In a ruling Thursday, the Pennsylvania Office of Open Records gave officials with the Commerce Department and the Philadelphia Industrial Development Corp. 30 days to release their bid to host the planned corporate campus — with financial incentives intact — to  Megan Shannon, a citizen who sought the information in January.

Amazon named Philadelphia, along with Pittsburgh, among the 20 North American localities under consideration for the headquarters project. The company has said it plans to invest more than $5 billion on the campus, where it will employ up to 50,000 people.

This week's decision by the Open Records Office represents the latest challenge to efforts by local and state officials to keep their offers to the Seattle company under wraps for fear of tipping off other competitors for the campus in the United States and Canada.

"The city and PIDC have not demonstrated how the city incentives have economic value by not being known to other persons, or how those other persons can obtain economic value from its disclosure," Benjamin A. Lorah, an appeals officer with the state Open Records Office, wrote in his ruling. "The city is required to disclose the city incentive proposal to the requester within 30 days."

Mayor Kenney's spokesman Mike Dunn and PIDC spokeswoman Jessica Calter said in separate but identically worded statements that officials are reviewing the ruling but "anticipate filing an appeal to the Court of Common Pleas."

Shannon's original Jan. 18 request under the state's Right-to-Know Law asked for all documents sent by Philadelphia to Amazon in response to the company's September 2017 request for bids to host the second headquarters, according to background information contained in the ruling.

More than a month later, she received a version of Philadelphia's pitch to the company with details of financial incentives for the company redacted, under the justification that the enticements constitute confidential proprietary information and a trade secret.

The Inquirer was sent a similarly redacted document in December in response to a request filed under the public records law.
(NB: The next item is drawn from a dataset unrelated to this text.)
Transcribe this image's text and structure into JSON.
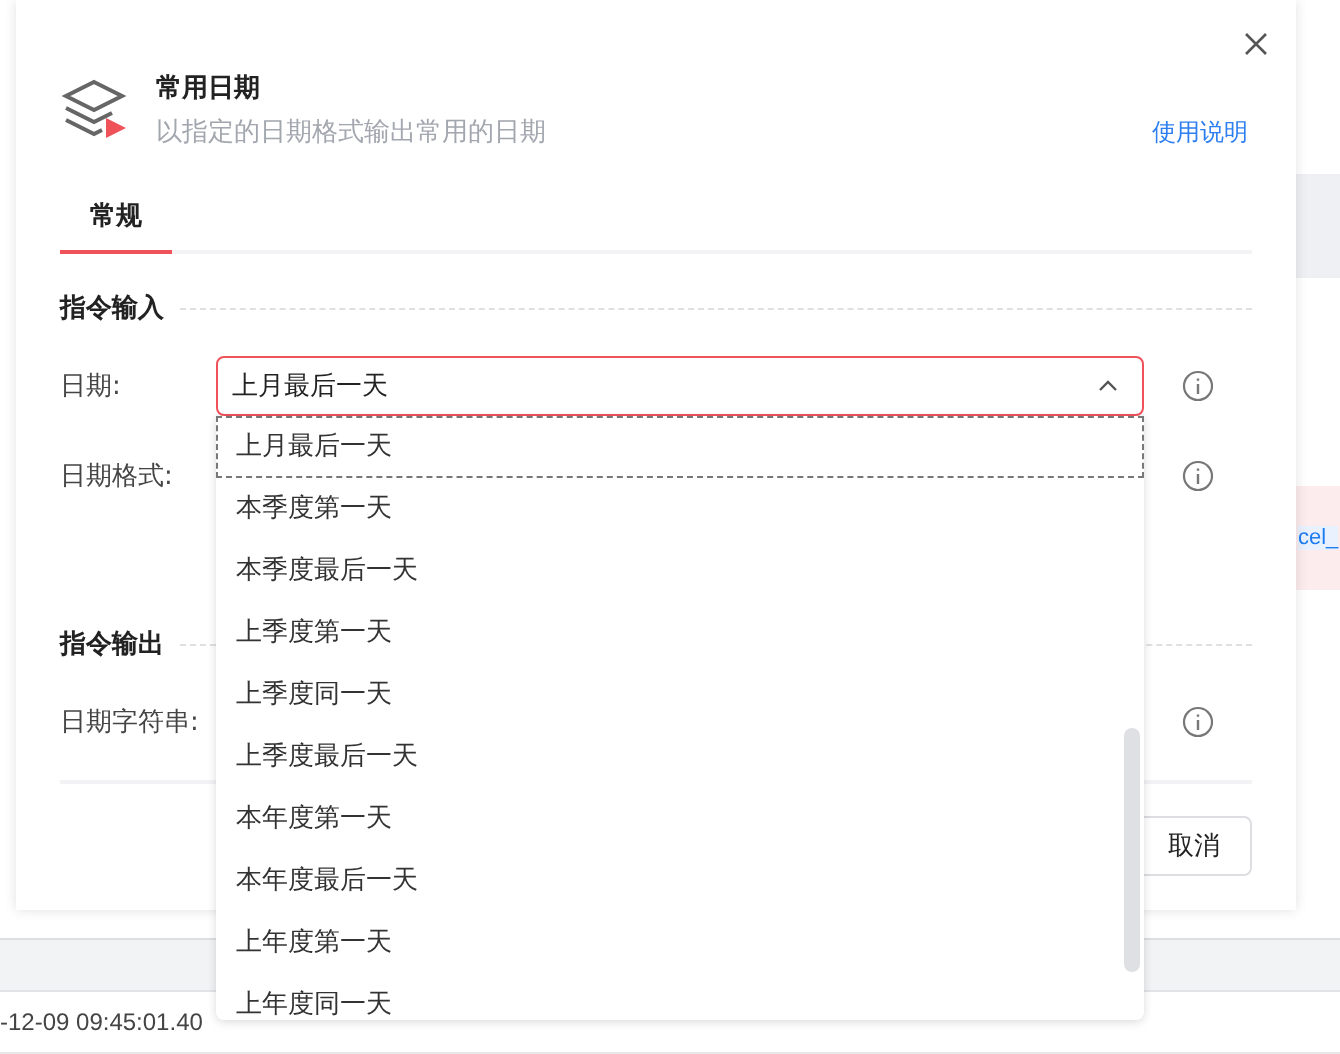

It is awaiting a response to a second set of requests that city officials have said would be delivered by April 30 after the newspaper granted them a series of extensions beyond an original due date in early March.

Shannon identified herself in an email to the Inquirer last month as a defense lawyer on insurance cases and said she was seeking details of the proposal as a "potentially disgruntled citizen." She challenged the city's grounds for withholding the incentives package in her appeal to the Open Records Office, which ultimately sided with her in its decision this week.

Shannon did not immediately respond to a request for comment.

Chamber of Commerce president Rob Wonderling said in October that Pennsylvania officials were prepared to offer the company more than $1 billion in tax incentives if the state were selected but declined to share more specific details.

Documents released to the Inquirer in March in response to a Right-to-Know request refer to a Department of Community and Economic Development incentive proposal that was "specifically created for the HQ2 Project," but any information quantifying those incentives had been redacted.

The decision comes days after Gov. Wolf's administration filed a lawsuit seeking to overturn an Open Records Office order to release proposals it had worked on for sites in Philadelphia, Pittsburgh, and the Lehigh Valley to the Morning Call newspaper of Allentown.

"It's an ongoing, highly competitive process in which terms that other cities and states could offer could change, so we believe it makes the most competitive sense for us to have appropriate leverage in the process to make sure Pennsylvania is best positioned to get this," Wolf's spokesman J.J. Abbott told the Associated Press after the suit was filed Tuesday.

The City of Pittsburgh and surrounding Allegheny County also sued to block the release of their bids after being ordered to do so in response to a request by Pittsburgh's WTAE-TV.

Outside the state, few candidates on Amazon's shortlist of 20 locations have shared details of their offers to the company.

Maryland, where lawmakers earlier this month approved $6.5 billion in tax incentives for the company, is one exception. That package came in addition to $2 billion pledged for infrastructure and transportation improvements in the area of Montgomery County, outside Washington, that Amazon has under consideration, the Baltimore Sun reported.

Former New Jersey Gov. Chris Christie, meanwhile, signed legislation in January offering $7 billion in state and city tax credits for the company to locate in Newark. Still, the city released its actual proposal to the company only this week in response to a lawsuit, with five pages of the more-than-200-page document redacted, NJ.com reported.